One might well be excused for believing that if Klein is as committed as claimed to ZOA goals and ideals, he might, despite losing, harness his considerable talents to help ensure that the organization continues to enlist sufficient funds to pursue them effectively.
Unless, of course, one suspects that he has made the ZOA more a personality cult than a Zionist advocacy organization.
But if that were true, surely it would be the most powerful argument for his replacement.
In the dispute over Klein’s success in leading ZOA, the size of its membership has been hotly debated. In my previous column, I wrote, “According to informed sources, there are little more than 10,000 members formally registered and an email list of barely 1,000, with 20 percent of the addresses in it, apparently inoperative.”
In an irate email to the Post, Michael Goldblatt , chairman of ZOA’s Board of Directors, and David Drimer, national executive director, accuse me of “poor journalism” and “unconscionable laziness in research and reporting.” According to them, without access to internal documents and databases, I “could not have the slightest clue how to determine that figure.”

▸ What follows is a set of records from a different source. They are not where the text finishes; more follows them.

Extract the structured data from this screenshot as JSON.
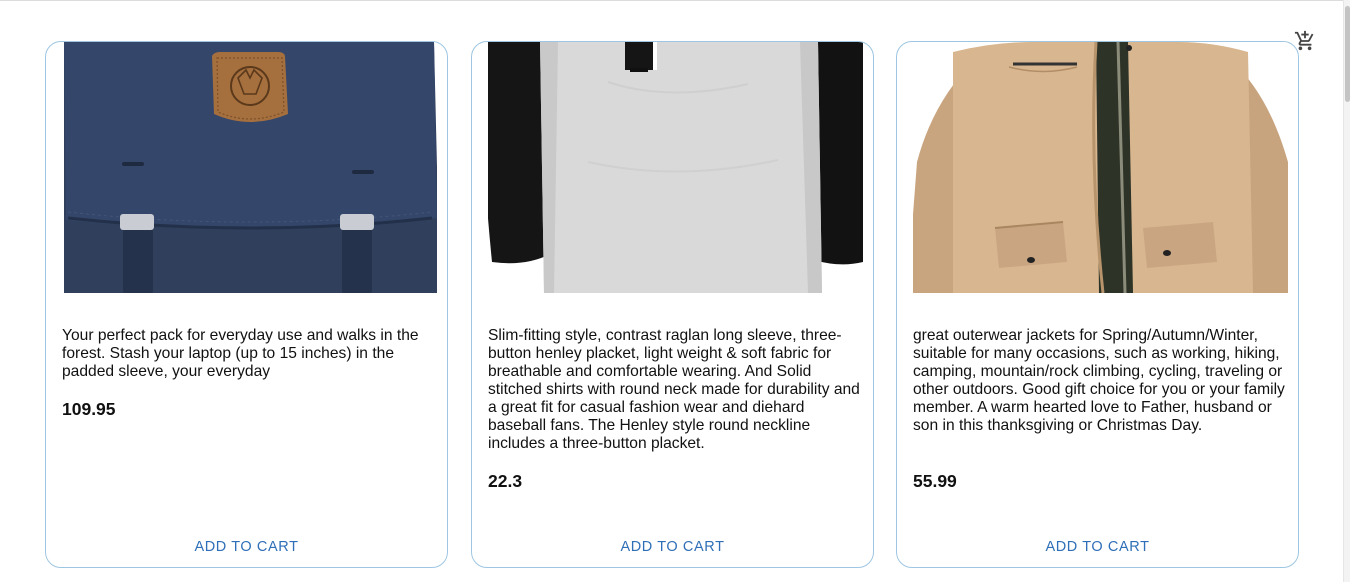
{
  "header": {
    "cart_icon": "add-shopping-cart-icon"
  },
  "products": [
    {
      "image_icon": "backpack-photo",
      "description": "Your perfect pack for everyday use and walks in the forest. Stash your laptop (up to 15 inches) in the padded sleeve, your everyday",
      "price": "109.95",
      "button_label": "ADD TO CART"
    },
    {
      "image_icon": "raglan-shirt-photo",
      "description": "Slim-fitting style, contrast raglan long sleeve, three-button henley placket, light weight & soft fabric for breathable and comfortable wearing. And Solid stitched shirts with round neck made for durability and a great fit for casual fashion wear and diehard baseball fans. The Henley style round neckline includes a three-button placket.",
      "price": "22.3",
      "button_label": "ADD TO CART"
    },
    {
      "image_icon": "jacket-photo",
      "description": "great outerwear jackets for Spring/Autumn/Winter, suitable for many occasions, such as working, hiking, camping, mountain/rock climbing, cycling, traveling or other outdoors. Good gift choice for you or your family member. A warm hearted love to Father, husband or son in this thanksgiving or Christmas Day.",
      "price": "55.99",
      "button_label": "ADD TO CART"
    }
  ],
  "colors": {
    "accent": "#2f6fb7",
    "card_border": "#9ec6e2"
  }
}
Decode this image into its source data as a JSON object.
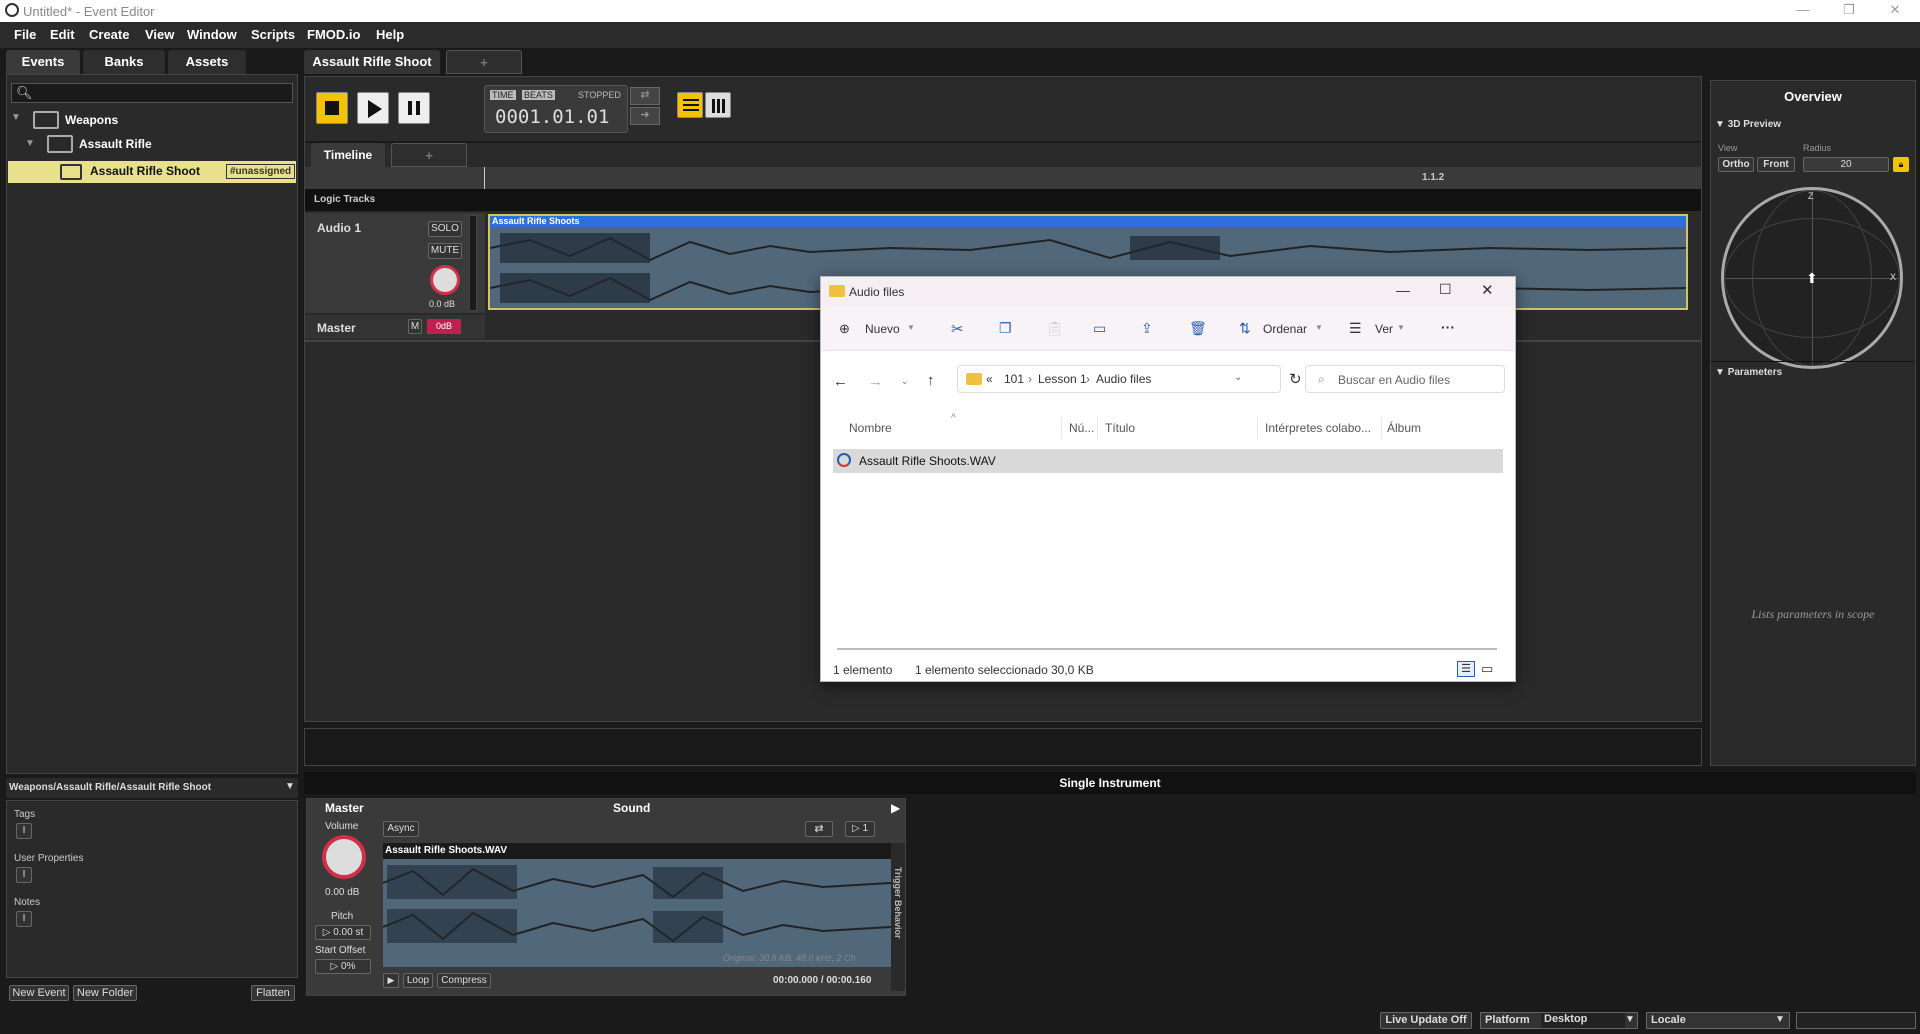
{
  "window": {
    "title": "Untitled* - Event Editor"
  },
  "menu": [
    "File",
    "Edit",
    "Create",
    "View",
    "Window",
    "Scripts",
    "FMOD.io",
    "Help"
  ],
  "left_tabs": [
    "Events",
    "Banks",
    "Assets"
  ],
  "tree": {
    "folder1": "Weapons",
    "folder2": "Assault Rifle",
    "event": "Assault Rifle Shoot",
    "badge": "#unassigned"
  },
  "path": "Weapons/Assault Rifle/Assault Rifle Shoot",
  "props": {
    "tags": "Tags",
    "user_properties": "User Properties",
    "notes": "Notes"
  },
  "bottom_left": {
    "new_event": "New Event",
    "new_folder": "New Folder",
    "flatten": "Flatten"
  },
  "editor_tab": "Assault Rifle Shoot",
  "editor_tab_add": "+",
  "transport": {
    "time": "TIME",
    "beats": "BEATS",
    "state": "STOPPED",
    "position": "0001.01.01"
  },
  "timeline": {
    "tab": "Timeline",
    "add": "+",
    "marker": "1.1.2",
    "logic_tracks": "Logic Tracks"
  },
  "track": {
    "name": "Audio 1",
    "solo": "SOLO",
    "mute": "MUTE",
    "volume": "0.0 dB",
    "region": "Assault Rifle Shoots"
  },
  "master": {
    "name": "Master",
    "m": "M",
    "level": "0dB"
  },
  "overview": {
    "title": "Overview",
    "preview": "3D Preview",
    "view": "View",
    "ortho": "Ortho",
    "front": "Front",
    "radius": "Radius",
    "radius_val": "20",
    "z": "Z",
    "x": "X",
    "parameters": "Parameters",
    "params_empty": "Lists parameters in scope"
  },
  "instrument": {
    "header": "Single Instrument",
    "master": "Master",
    "sound": "Sound",
    "volume": "Volume",
    "volume_val": "0.00 dB",
    "pitch": "Pitch",
    "pitch_val": "0.00 st",
    "start_offset": "Start Offset",
    "offset_val": "0%",
    "async": "Async",
    "loop_count": "1",
    "file": "Assault Rifle Shoots.WAV",
    "file_info": "Original: 30.8 KB, 48.0 kHz, 2 Ch",
    "loop": "Loop",
    "compress": "Compress",
    "time": "00:00.000 / 00:00.160",
    "trigger": "Trigger Behavior"
  },
  "status": {
    "live": "Live Update Off",
    "platform": "Platform",
    "platform_val": "Desktop",
    "locale": "Locale"
  },
  "explorer": {
    "title": "Audio files",
    "nuevo": "Nuevo",
    "ordenar": "Ordenar",
    "ver": "Ver",
    "more": "···",
    "crumbs": [
      "«",
      "101",
      "Lesson 1",
      "Audio files"
    ],
    "search": "Buscar en Audio files",
    "cols": [
      "Nombre",
      "Nú...",
      "Título",
      "Intérpretes colabo...",
      "Álbum"
    ],
    "file": "Assault Rifle Shoots.WAV",
    "status": {
      "count": "1 elemento",
      "selected": "1 elemento seleccionado",
      "size": "30,0 KB"
    }
  }
}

Actually it seems it is they that don’t. They allege that “the number of ‘active members’ is approximately 20,000 and it is growing.
Updated to the time of writing this column, however, ZOA’s website claims a “national membership of over 30,000.” So are Goldblatt and Drimer suggesting that membership has grown from 30,000 to… 20,000? Really? Or is this merely another sign that ZOA leadership doesn’t have a clue or is trying to pull the wool over the public’s eyes.
I am not the first to question the size of ZOA membership. In May 2006, The Forward wrote, “Internal documents acquired… indicate that ZOA has 11,700 dues-paying members…”
It continued: “When asked about the apparent discrepancy, Klein said that under the ZOA bylaws, membership tallies include all people in the households of dues-paying members.” Really? Is ZOA president confessing to inflating membership numbers with infants, minors, rebellious teenagers and indifferent spouses?
It seems, however, that the Forward was overly generous. ZOA-generated documents in my possession, comprising its 2014 member database (just over 240 fine-print pages – triple checked) clearly indicate that the membership is under 10,000.
But anyone can estimate the size of ZOA membership by dividing the total revenue from membership dues, appearing on the 990 forms submitted to the IRS, by the published cost of membership (the most recent figures appear on the 2007 form). Even under the most generous assumptions, the figure is well below 10,000.
The condition of the ZOA – paltry membership, limited political clout, misallocation of resources, exorbitant compensation – reflects the accumulative result of the incumbent president’s best efforts over the past 20 years. His reelection is unlikely to induce the change that even his proponents admit is needed.
Perhaps it is time for Mort Klein to retire gracefully from the ZOA leadership, taking with him his well-deserved, but rapidly wilting laurels – and his ample nest egg.
Martin Sherman is the founder and executive director of the Israel Institute for Strategic Studies.